• [TASK OBJECTIVE]: All of the data should be restated exactly as it stands.
═══ WORKING DATA
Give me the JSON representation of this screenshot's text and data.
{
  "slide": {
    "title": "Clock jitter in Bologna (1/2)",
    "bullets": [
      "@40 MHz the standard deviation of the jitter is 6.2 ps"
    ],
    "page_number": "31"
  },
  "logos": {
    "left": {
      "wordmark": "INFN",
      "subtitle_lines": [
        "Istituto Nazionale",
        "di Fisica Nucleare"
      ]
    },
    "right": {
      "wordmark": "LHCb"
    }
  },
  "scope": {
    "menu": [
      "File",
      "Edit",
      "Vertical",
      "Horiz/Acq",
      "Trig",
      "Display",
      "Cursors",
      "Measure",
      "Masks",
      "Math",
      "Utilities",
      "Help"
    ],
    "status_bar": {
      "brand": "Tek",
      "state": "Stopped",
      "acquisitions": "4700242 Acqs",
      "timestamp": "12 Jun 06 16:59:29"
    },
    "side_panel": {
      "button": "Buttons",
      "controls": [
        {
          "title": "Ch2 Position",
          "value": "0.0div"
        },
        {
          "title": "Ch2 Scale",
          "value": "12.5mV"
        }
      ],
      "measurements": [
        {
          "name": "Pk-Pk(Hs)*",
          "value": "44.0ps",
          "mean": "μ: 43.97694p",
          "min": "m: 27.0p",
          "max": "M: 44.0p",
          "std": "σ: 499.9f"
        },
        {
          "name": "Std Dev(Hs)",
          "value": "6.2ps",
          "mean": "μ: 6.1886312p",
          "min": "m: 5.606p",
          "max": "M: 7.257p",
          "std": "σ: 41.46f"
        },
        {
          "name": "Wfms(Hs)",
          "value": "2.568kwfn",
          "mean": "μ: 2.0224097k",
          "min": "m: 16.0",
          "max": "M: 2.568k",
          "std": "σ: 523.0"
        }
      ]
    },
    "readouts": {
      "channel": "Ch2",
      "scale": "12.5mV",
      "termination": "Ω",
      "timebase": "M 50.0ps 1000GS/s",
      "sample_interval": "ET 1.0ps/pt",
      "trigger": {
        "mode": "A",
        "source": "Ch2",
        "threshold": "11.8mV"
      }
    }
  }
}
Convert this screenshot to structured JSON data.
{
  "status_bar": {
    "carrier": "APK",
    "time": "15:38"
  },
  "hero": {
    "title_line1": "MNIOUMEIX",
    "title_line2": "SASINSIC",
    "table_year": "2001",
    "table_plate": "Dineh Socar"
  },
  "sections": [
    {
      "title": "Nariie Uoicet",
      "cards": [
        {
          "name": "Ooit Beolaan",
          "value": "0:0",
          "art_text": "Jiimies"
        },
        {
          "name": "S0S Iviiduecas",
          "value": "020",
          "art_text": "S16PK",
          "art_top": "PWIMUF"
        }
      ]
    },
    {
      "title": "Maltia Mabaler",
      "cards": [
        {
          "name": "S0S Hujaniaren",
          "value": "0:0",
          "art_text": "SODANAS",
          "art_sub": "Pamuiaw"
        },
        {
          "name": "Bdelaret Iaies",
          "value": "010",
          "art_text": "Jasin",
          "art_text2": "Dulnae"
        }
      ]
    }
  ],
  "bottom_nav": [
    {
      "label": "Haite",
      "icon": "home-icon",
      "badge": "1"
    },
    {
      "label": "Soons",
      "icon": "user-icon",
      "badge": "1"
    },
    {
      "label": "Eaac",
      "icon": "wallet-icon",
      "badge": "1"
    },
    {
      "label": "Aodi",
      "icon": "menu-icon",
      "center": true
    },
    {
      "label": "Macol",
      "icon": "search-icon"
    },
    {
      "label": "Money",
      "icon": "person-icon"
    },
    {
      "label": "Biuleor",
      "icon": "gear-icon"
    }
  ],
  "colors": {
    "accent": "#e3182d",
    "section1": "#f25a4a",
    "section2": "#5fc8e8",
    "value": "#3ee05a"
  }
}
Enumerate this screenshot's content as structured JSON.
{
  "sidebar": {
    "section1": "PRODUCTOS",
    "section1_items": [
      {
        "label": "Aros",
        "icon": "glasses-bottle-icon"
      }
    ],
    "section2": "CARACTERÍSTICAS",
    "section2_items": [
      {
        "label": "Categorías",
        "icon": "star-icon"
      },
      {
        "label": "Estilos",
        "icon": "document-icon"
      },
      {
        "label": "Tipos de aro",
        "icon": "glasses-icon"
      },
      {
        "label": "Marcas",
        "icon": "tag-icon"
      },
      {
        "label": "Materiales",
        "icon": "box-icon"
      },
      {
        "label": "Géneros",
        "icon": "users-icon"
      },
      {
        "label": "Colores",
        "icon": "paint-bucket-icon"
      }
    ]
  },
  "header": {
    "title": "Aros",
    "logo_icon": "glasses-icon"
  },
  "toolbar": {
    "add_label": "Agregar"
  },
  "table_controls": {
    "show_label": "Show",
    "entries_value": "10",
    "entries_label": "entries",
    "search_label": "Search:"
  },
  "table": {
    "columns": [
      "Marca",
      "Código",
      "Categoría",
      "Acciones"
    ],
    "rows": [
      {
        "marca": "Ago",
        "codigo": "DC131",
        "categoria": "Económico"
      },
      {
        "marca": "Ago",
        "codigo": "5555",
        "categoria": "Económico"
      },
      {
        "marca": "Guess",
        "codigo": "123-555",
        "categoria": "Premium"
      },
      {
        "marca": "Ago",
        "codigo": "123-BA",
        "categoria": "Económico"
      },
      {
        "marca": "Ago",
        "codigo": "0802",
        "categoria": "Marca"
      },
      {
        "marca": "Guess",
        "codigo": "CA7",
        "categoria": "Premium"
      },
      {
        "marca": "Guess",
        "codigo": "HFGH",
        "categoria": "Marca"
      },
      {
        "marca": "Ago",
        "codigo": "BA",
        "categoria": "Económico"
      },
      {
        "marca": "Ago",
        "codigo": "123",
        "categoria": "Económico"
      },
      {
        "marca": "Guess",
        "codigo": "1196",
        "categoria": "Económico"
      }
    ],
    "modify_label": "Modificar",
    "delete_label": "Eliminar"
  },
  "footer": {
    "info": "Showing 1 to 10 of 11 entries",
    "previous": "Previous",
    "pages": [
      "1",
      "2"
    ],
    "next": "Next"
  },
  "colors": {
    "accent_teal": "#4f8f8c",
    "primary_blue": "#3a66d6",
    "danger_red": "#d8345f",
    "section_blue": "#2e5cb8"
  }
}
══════
• [TASK RESULT]:
Give me the JSON representation of this screenshot's text and data.
{
  "slide": {
    "title": "Clock jitter in Bologna (1/2)",
    "bullets": [
      "@40 MHz the standard deviation of the jitter is 6.2 ps"
    ],
    "page_number": "31"
  },
  "logos": {
    "left": {
      "wordmark": "INFN",
      "subtitle_lines": [
        "Istituto Nazionale",
        "di Fisica Nucleare"
      ]
    },
    "right": {
      "wordmark": "LHCb"
    }
  },
  "scope": {
    "menu": [
      "File",
      "Edit",
      "Vertical",
      "Horiz/Acq",
      "Trig",
      "Display",
      "Cursors",
      "Measure",
      "Masks",
      "Math",
      "Utilities",
      "Help"
    ],
    "status_bar": {
      "brand": "Tek",
      "state": "Stopped",
      "acquisitions": "4700242 Acqs",
      "timestamp": "12 Jun 06 16:59:29"
    },
    "side_panel": {
      "button": "Buttons",
      "controls": [
        {
          "title": "Ch2 Position",
          "value": "0.0div"
        },
        {
          "title": "Ch2 Scale",
          "value": "12.5mV"
        }
      ],
      "measurements": [
        {
          "name": "Pk-Pk(Hs)*",
          "value": "44.0ps",
          "mean": "μ: 43.97694p",
          "min": "m: 27.0p",
          "max": "M: 44.0p",
          "std": "σ: 499.9f"
        },
        {
          "name": "Std Dev(Hs)",
          "value": "6.2ps",
          "mean": "μ: 6.1886312p",
          "min": "m: 5.606p",
          "max": "M: 7.257p",
          "std": "σ: 41.46f"
        },
        {
          "name": "Wfms(Hs)",
          "value": "2.568kwfn",
          "mean": "μ: 2.0224097k",
          "min": "m: 16.0",
          "max": "M: 2.568k",
          "std": "σ: 523.0"
        }
      ]
    },
    "readouts": {
      "channel": "Ch2",
      "scale": "12.5mV",
      "termination": "Ω",
      "timebase": "M 50.0ps 1000GS/s",
      "sample_interval": "ET 1.0ps/pt",
      "trigger": {
        "mode": "A",
        "source": "Ch2",
        "threshold": "11.8mV"
      }
    }
  }
}
Convert this screenshot to structured JSON data.
{
  "status_bar": {
    "carrier": "APK",
    "time": "15:38"
  },
  "hero": {
    "title_line1": "MNIOUMEIX",
    "title_line2": "SASINSIC",
    "table_year": "2001",
    "table_plate": "Dineh Socar"
  },
  "sections": [
    {
      "title": "Nariie Uoicet",
      "cards": [
        {
          "name": "Ooit Beolaan",
          "value": "0:0",
          "art_text": "Jiimies"
        },
        {
          "name": "S0S Iviiduecas",
          "value": "020",
          "art_text": "S16PK",
          "art_top": "PWIMUF"
        }
      ]
    },
    {
      "title": "Maltia Mabaler",
      "cards": [
        {
          "name": "S0S Hujaniaren",
          "value": "0:0",
          "art_text": "SODANAS",
          "art_sub": "Pamuiaw"
        },
        {
          "name": "Bdelaret Iaies",
          "value": "010",
          "art_text": "Jasin",
          "art_text2": "Dulnae"
        }
      ]
    }
  ],
  "bottom_nav": [
    {
      "label": "Haite",
      "icon": "home-icon",
      "badge": "1"
    },
    {
      "label": "Soons",
      "icon": "user-icon",
      "badge": "1"
    },
    {
      "label": "Eaac",
      "icon": "wallet-icon",
      "badge": "1"
    },
    {
      "label": "Aodi",
      "icon": "menu-icon",
      "center": true
    },
    {
      "label": "Macol",
      "icon": "search-icon"
    },
    {
      "label": "Money",
      "icon": "person-icon"
    },
    {
      "label": "Biuleor",
      "icon": "gear-icon"
    }
  ],
  "colors": {
    "accent": "#e3182d",
    "section1": "#f25a4a",
    "section2": "#5fc8e8",
    "value": "#3ee05a"
  }
}
Enumerate this screenshot's content as structured JSON.
{
  "sidebar": {
    "section1": "PRODUCTOS",
    "section1_items": [
      {
        "label": "Aros",
        "icon": "glasses-bottle-icon"
      }
    ],
    "section2": "CARACTERÍSTICAS",
    "section2_items": [
      {
        "label": "Categorías",
        "icon": "star-icon"
      },
      {
        "label": "Estilos",
        "icon": "document-icon"
      },
      {
        "label": "Tipos de aro",
        "icon": "glasses-icon"
      },
      {
        "label": "Marcas",
        "icon": "tag-icon"
      },
      {
        "label": "Materiales",
        "icon": "box-icon"
      },
      {
        "label": "Géneros",
        "icon": "users-icon"
      },
      {
        "label": "Colores",
        "icon": "paint-bucket-icon"
      }
    ]
  },
  "header": {
    "title": "Aros",
    "logo_icon": "glasses-icon"
  },
  "toolbar": {
    "add_label": "Agregar"
  },
  "table_controls": {
    "show_label": "Show",
    "entries_value": "10",
    "entries_label": "entries",
    "search_label": "Search:"
  },
  "table": {
    "columns": [
      "Marca",
      "Código",
      "Categoría",
      "Acciones"
    ],
    "rows": [
      {
        "marca": "Ago",
        "codigo": "DC131",
        "categoria": "Económico"
      },
      {
        "marca": "Ago",
        "codigo": "5555",
        "categoria": "Económico"
      },
      {
        "marca": "Guess",
        "codigo": "123-555",
        "categoria": "Premium"
      },
      {
        "marca": "Ago",
        "codigo": "123-BA",
        "categoria": "Económico"
      },
      {
        "marca": "Ago",
        "codigo": "0802",
        "categoria": "Marca"
      },
      {
        "marca": "Guess",
        "codigo": "CA7",
        "categoria": "Premium"
      },
      {
        "marca": "Guess",
        "codigo": "HFGH",
        "categoria": "Marca"
      },
      {
        "marca": "Ago",
        "codigo": "BA",
        "categoria": "Económico"
      },
      {
        "marca": "Ago",
        "codigo": "123",
        "categoria": "Económico"
      },
      {
        "marca": "Guess",
        "codigo": "1196",
        "categoria": "Económico"
      }
    ],
    "modify_label": "Modificar",
    "delete_label": "Eliminar"
  },
  "footer": {
    "info": "Showing 1 to 10 of 11 entries",
    "previous": "Previous",
    "pages": [
      "1",
      "2"
    ],
    "next": "Next"
  },
  "colors": {
    "accent_teal": "#4f8f8c",
    "primary_blue": "#3a66d6",
    "danger_red": "#d8345f",
    "section_blue": "#2e5cb8"
  }
}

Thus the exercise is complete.